> _Task item_: Set down each line of the data below exactly.

(Web page and app entries)
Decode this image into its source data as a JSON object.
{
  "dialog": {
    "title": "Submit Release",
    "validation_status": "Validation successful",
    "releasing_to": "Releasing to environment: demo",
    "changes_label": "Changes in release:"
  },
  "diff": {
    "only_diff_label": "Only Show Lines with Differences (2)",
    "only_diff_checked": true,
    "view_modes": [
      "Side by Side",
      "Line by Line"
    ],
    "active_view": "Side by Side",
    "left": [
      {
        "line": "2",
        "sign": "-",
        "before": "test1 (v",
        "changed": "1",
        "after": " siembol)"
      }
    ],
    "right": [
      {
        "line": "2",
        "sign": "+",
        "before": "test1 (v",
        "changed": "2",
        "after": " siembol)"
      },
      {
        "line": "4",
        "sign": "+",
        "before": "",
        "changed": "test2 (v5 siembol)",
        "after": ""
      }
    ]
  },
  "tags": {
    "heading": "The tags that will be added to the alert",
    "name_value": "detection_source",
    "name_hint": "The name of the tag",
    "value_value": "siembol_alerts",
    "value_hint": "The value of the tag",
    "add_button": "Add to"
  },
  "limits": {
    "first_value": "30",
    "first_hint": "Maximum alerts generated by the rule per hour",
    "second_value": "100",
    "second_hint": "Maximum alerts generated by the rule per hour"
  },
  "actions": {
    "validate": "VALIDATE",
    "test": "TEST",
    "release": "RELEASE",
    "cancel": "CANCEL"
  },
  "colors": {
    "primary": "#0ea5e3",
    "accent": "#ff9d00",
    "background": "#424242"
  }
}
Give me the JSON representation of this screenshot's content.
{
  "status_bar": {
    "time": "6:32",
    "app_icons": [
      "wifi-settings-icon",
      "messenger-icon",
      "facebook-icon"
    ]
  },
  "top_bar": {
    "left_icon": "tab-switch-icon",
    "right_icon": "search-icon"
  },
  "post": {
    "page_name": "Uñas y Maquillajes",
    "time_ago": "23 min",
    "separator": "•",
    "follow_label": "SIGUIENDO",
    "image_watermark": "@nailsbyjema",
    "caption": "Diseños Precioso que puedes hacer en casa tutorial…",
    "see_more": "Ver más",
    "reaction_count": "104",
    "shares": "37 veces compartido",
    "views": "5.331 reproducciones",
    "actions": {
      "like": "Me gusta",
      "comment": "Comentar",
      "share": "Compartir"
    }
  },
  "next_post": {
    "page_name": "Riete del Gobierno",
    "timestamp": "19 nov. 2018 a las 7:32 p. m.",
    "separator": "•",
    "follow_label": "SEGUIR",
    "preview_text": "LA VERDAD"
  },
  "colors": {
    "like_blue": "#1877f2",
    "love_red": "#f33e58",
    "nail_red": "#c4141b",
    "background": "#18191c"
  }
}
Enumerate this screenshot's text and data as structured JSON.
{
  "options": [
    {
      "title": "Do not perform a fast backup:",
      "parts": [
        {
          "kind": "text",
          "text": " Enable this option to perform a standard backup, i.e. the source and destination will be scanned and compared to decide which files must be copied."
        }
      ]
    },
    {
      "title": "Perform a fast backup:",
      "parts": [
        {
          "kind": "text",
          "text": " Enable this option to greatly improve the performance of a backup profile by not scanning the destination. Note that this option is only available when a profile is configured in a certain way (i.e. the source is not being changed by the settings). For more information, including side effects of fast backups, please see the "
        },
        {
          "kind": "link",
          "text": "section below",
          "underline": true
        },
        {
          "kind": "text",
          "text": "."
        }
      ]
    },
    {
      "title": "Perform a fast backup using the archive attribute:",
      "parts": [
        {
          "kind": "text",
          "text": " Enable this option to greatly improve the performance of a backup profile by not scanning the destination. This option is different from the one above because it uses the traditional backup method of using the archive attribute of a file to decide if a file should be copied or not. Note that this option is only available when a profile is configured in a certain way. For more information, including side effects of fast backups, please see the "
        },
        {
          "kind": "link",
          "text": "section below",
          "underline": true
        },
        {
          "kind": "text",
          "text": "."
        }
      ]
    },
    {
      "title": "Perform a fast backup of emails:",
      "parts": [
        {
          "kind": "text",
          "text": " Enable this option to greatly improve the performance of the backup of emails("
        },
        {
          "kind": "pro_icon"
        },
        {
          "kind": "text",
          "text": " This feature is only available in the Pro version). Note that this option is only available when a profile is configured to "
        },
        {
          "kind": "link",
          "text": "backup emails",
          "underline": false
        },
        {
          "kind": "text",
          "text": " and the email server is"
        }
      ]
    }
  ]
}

> _Solution for this task_:
Decode this image into its source data as a JSON object.
{
  "dialog": {
    "title": "Submit Release",
    "validation_status": "Validation successful",
    "releasing_to": "Releasing to environment: demo",
    "changes_label": "Changes in release:"
  },
  "diff": {
    "only_diff_label": "Only Show Lines with Differences (2)",
    "only_diff_checked": true,
    "view_modes": [
      "Side by Side",
      "Line by Line"
    ],
    "active_view": "Side by Side",
    "left": [
      {
        "line": "2",
        "sign": "-",
        "before": "test1 (v",
        "changed": "1",
        "after": " siembol)"
      }
    ],
    "right": [
      {
        "line": "2",
        "sign": "+",
        "before": "test1 (v",
        "changed": "2",
        "after": " siembol)"
      },
      {
        "line": "4",
        "sign": "+",
        "before": "",
        "changed": "test2 (v5 siembol)",
        "after": ""
      }
    ]
  },
  "tags": {
    "heading": "The tags that will be added to the alert",
    "name_value": "detection_source",
    "name_hint": "The name of the tag",
    "value_value": "siembol_alerts",
    "value_hint": "The value of the tag",
    "add_button": "Add to"
  },
  "limits": {
    "first_value": "30",
    "first_hint": "Maximum alerts generated by the rule per hour",
    "second_value": "100",
    "second_hint": "Maximum alerts generated by the rule per hour"
  },
  "actions": {
    "validate": "VALIDATE",
    "test": "TEST",
    "release": "RELEASE",
    "cancel": "CANCEL"
  },
  "colors": {
    "primary": "#0ea5e3",
    "accent": "#ff9d00",
    "background": "#424242"
  }
}
Give me the JSON representation of this screenshot's content.
{
  "status_bar": {
    "time": "6:32",
    "app_icons": [
      "wifi-settings-icon",
      "messenger-icon",
      "facebook-icon"
    ]
  },
  "top_bar": {
    "left_icon": "tab-switch-icon",
    "right_icon": "search-icon"
  },
  "post": {
    "page_name": "Uñas y Maquillajes",
    "time_ago": "23 min",
    "separator": "•",
    "follow_label": "SIGUIENDO",
    "image_watermark": "@nailsbyjema",
    "caption": "Diseños Precioso que puedes hacer en casa tutorial…",
    "see_more": "Ver más",
    "reaction_count": "104",
    "shares": "37 veces compartido",
    "views": "5.331 reproducciones",
    "actions": {
      "like": "Me gusta",
      "comment": "Comentar",
      "share": "Compartir"
    }
  },
  "next_post": {
    "page_name": "Riete del Gobierno",
    "timestamp": "19 nov. 2018 a las 7:32 p. m.",
    "separator": "•",
    "follow_label": "SEGUIR",
    "preview_text": "LA VERDAD"
  },
  "colors": {
    "like_blue": "#1877f2",
    "love_red": "#f33e58",
    "nail_red": "#c4141b",
    "background": "#18191c"
  }
}
Enumerate this screenshot's text and data as structured JSON.
{
  "options": [
    {
      "title": "Do not perform a fast backup:",
      "parts": [
        {
          "kind": "text",
          "text": " Enable this option to perform a standard backup, i.e. the source and destination will be scanned and compared to decide which files must be copied."
        }
      ]
    },
    {
      "title": "Perform a fast backup:",
      "parts": [
        {
          "kind": "text",
          "text": " Enable this option to greatly improve the performance of a backup profile by not scanning the destination. Note that this option is only available when a profile is configured in a certain way (i.e. the source is not being changed by the settings). For more information, including side effects of fast backups, please see the "
        },
        {
          "kind": "link",
          "text": "section below",
          "underline": true
        },
        {
          "kind": "text",
          "text": "."
        }
      ]
    },
    {
      "title": "Perform a fast backup using the archive attribute:",
      "parts": [
        {
          "kind": "text",
          "text": " Enable this option to greatly improve the performance of a backup profile by not scanning the destination. This option is different from the one above because it uses the traditional backup method of using the archive attribute of a file to decide if a file should be copied or not. Note that this option is only available when a profile is configured in a certain way. For more information, including side effects of fast backups, please see the "
        },
        {
          "kind": "link",
          "text": "section below",
          "underline": true
        },
        {
          "kind": "text",
          "text": "."
        }
      ]
    },
    {
      "title": "Perform a fast backup of emails:",
      "parts": [
        {
          "kind": "text",
          "text": " Enable this option to greatly improve the performance of the backup of emails("
        },
        {
          "kind": "pro_icon"
        },
        {
          "kind": "text",
          "text": " This feature is only available in the Pro version). Note that this option is only available when a profile is configured to "
        },
        {
          "kind": "link",
          "text": "backup emails",
          "underline": false
        },
        {
          "kind": "text",
          "text": " and the email server is"
        }
      ]
    }
  ]
}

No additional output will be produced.